Kapenga said the governor has the resources and the responsibility to stop the violence and destruction, “yet he foments division and destruction while hiding in the Governor’s Mansion with police protection.”
Several conservative lawmakers criticized the governor earlier this week when he took to twitter just hours after the Blake incident and fired off incendiary and blanket statements about law enforcement.
’The city is burning’
Early Tuesday, the Evers’ plan seemed to be boarding up Capitol windows. The Department of Administration sent lawmakers a notice telling them that the facilities crew was covering the exterior ground floor windows of the Capitol, the Risser Justice Center and the Tommy G. Thompson Center as a “precautionary measure.”
State Sen. Van Wanggaard (R-Racine) and Rep. Samantha Kerkman (R-Salem) sent Evers a letter begging him to take action to stop the rioting and lawlessness. The governor earlier had called up the National Guard to assist in Kenosha, but their presence seemed to have little impact. Neither did a 9 p.m. curfew issued by the city.
“The city is burning. Residents are heartbroken, terrified for their lives and livelihoods and city. They are literally begging and crying for help,” wrote Wanggaard and Kerkman, who represent much of Kenosha County.
“Cornerstones of Kenosha, like the Danish Brotherhood, and small businesses have been destroyed, leaving hundreds of people unemployed. Rioters have tried to destroy irreplaceable historic buildings like the Simmons Library and Courthouse,” the lawmakers added. “The scars of this week cannot heal until the violence stops. The rioting must end.”
In a follow-up letter, the lawmakers expressed concern that the 250 Guard members the governor called up may not be enough to deal with the hundreds demonstrators if they riot again. They said President Donald Trump had been in contact with the governor’s office and had offered federal law enforcement assistance.
In his executive order, Evers quoted Martin Luther King Jr., “That injustice anywhere is a threat to justice everywhere.”

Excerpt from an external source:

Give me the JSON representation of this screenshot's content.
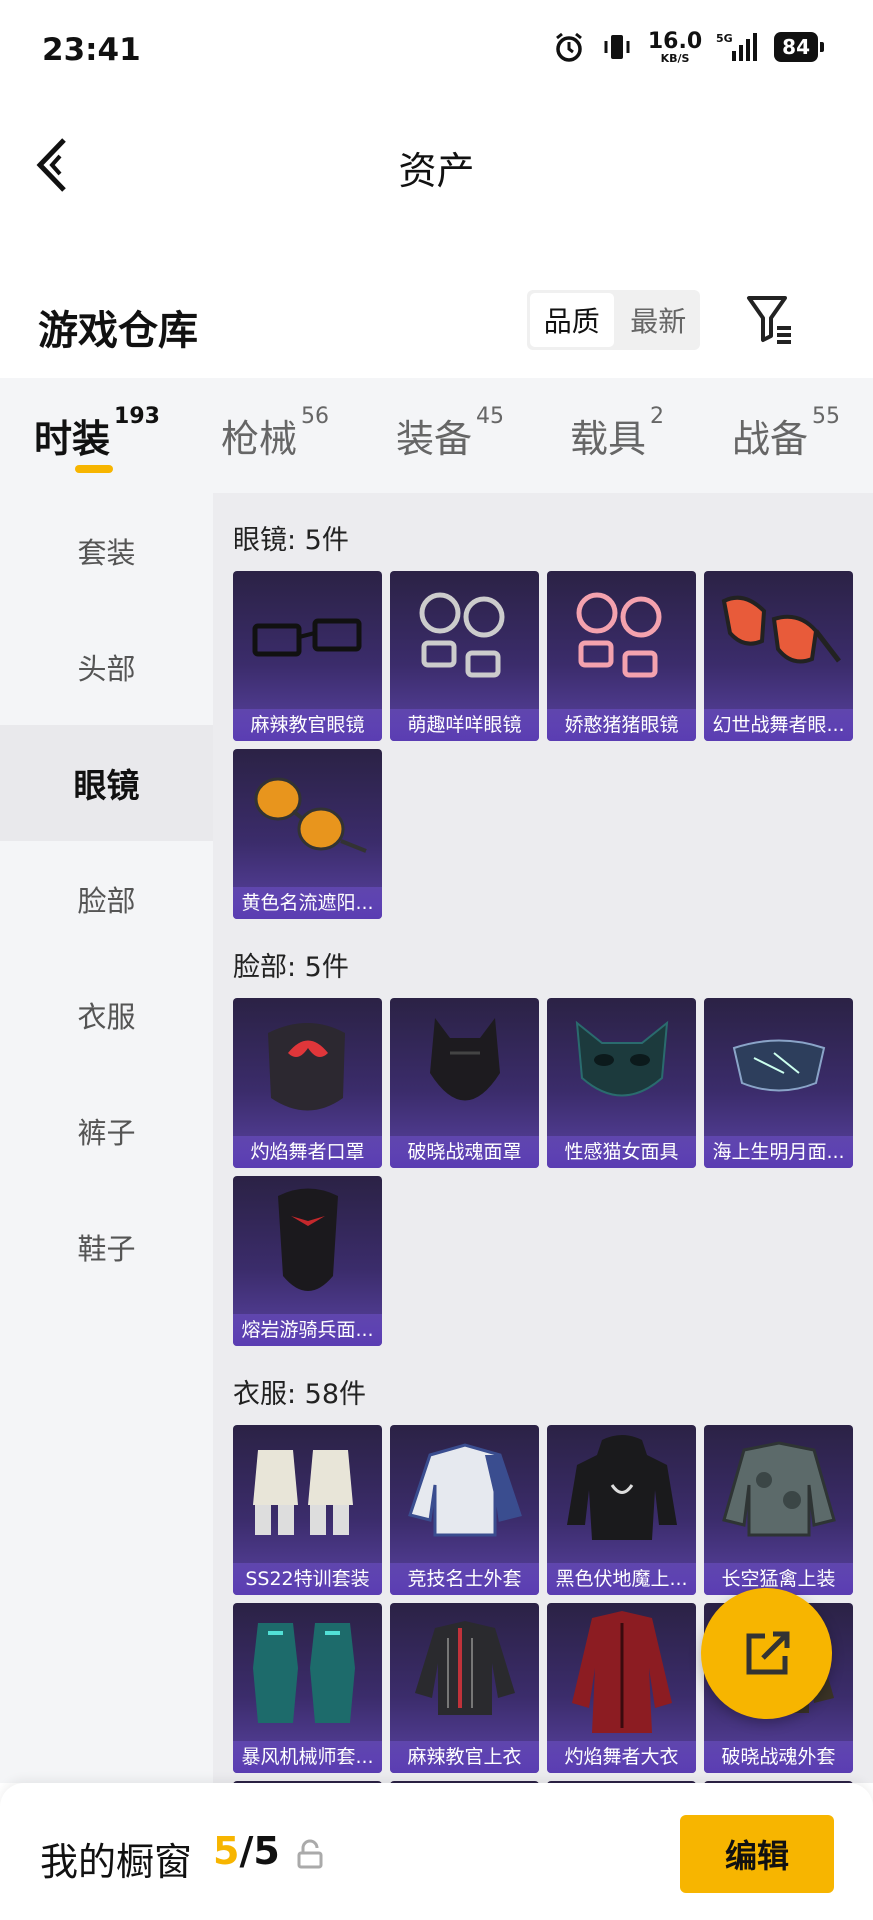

There are a lot of people in Kenosha, Madison and communities across Wisconsin hoping the governor also sees the injustice in the destruction of businesses, neighborhoods and government buildings in the name of “social justice.”